Hayop Ka! (‘you son of a bitch!’ in English) is a Filipino romcom animation film produced by Rocketsheep Studio and Spring Films, distributed by Netflix.
The film runs for a bit after an hour but I spent around two hours watching this because I kept stopping it and taking screenshots. I want to understand certain things about the design of the environment and also, the animal puns (which I’ll get into below).
Watching this got me so excited because of the insane amount of details!! And here we go:
Nimfa’s Clothes (Protagonist)
Nimfa is the main character of this animation film and I noticed that her clothes, or should I say, work uniform is what she wore in most scenes of the film and they used the color red to have her stand out in almost all of the scenes. There were a few scenes wherein she wore a bright violet dress. Nevertheless, still allowing the character to stand out.

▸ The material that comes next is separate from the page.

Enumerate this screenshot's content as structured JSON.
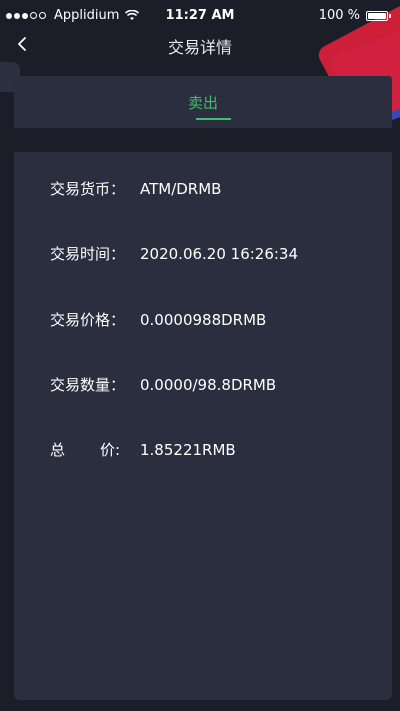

The clothes of other characters pale in comparison with Nimfa’s clothes except Jerry’s (the one who she ended up with). I think having neither of the two men wore red throughout the film is a clue that neither of them will be with her in the end. According to someone from Rocketsheep Studio, the end signifies “a new start in her life and her relationship with Jerry did not start as a lust or pursuit of material wealth”
The overall environment of the film is influenced by Manila, the capital of the Philippines. It’s like having a bit of a field trip in Manila (the slums as well as the place where the rich are).
Baybayin is the alphabet that our ancestors used and although it is not the alphabet that we commonly use today, I saw that they used a bit of it in the film!
This cell tower seems to be one of the focal points as this is somewhat inspired from the Eiffel Tower (since this is a romance film) and it is in red too, similar to the protagonist’s color of clothes (hinting its importance).
Homes & Kiosks
In the film, we see characters that vary in terms of their socioeconomic status.
In the main protagonist’s home, you would see that there is an abundance of items at home and too many colors.
And the home of the rich character displays a coordinated color scheme and wideness.
In other aspects too, we can see how the animators played with sizes and space to distinguish what is something where the rich go/lives. For example, in the screenshots below, there are two perfume kiosks. The first is what you’ll call a luxury brand while the other is not.
In order to give the feel that the first kiosk is a luxury brand, they used size. They enlarged the display to induce the feeling of intimidation and having its own carpet in order to make it “stand out” or better yet, giving a feel that this “kiosk” is different from other kiosks on that floor.
May God Bless Our Trip and others that will give you an idea of Filipino culture
May God Bless Our Trip is something that you see often in public transport everywhere in the Philippines and I am so happy they included this lol. Also, it shows how religious we are as a country (in general).
In malls in the Philippines, sale posters are everywhere and every time. I laughed so hard when I read the poster, “SALE NAMAN LAGI” (WE ARE ALWAYS ON SALE in English)
The heart struck with an arrow tattoo
If you are Filipino, there is one moment in your life when you had seen someone with this tattoo. I’m not sure where did this originated but I have seen this tattoo so many times in old Philippine films.
Posters/Banners with a politician name
One thing frequent in the streets of the Philippines (excluding the streets of rich gated subdivisions) is a poster/banner with a politician’s name. It can be a welcome banner, or a reminder not to do “insert bad deed here”. Sometimes, it’s posters for elections.
Every time I saw animal puns in the background, I paused the film because I want to read and understand them all! And I am amazed by how witty the animators are. I captured a few of them.
I laughed when I saw the “somewhere in Batangas, Philippines” in the address lol. Someone got too tired to create a fake address or maybe he/she just wanted to add something funny.
If it had been released in theaters, I doubt that it would even get that much attention. But instead, this film was released on Netflix and that’s a good thing for the filmmakers and the whole Filipino animation industry.
Since a lot of Filipinos are now subscribed to Netflix, the Filipino animation industry would not really worry so much whether anyone would watch what they produced because of how easy it is to just watch a movie on Netflix.
My thoughts on the plot of the film is another story. In this post, I just want to celebrate the effort that they put in the smallest of details. They gave their best in recreating Manila and they accomplished that very well.
Honestly, I feel that our animation industry is only just starting and our animators have so much more to offer given enough experience and more budget.
Also, I want to share how exciting it is to write a blog post like this for an animation film that is made by my fellow countrymen. I had done a few Things I Noticed As An Architecture Student blog posts for foreign animation films but this is the first time that I did it for a Filipino animation film.
It’s very different when writing “what I noticed” in animation films that are influenced by my culture and one that is foreign because the former allows me to resonate with it in a way that I would seldom (or maybe not ever) feel in foreign animation films.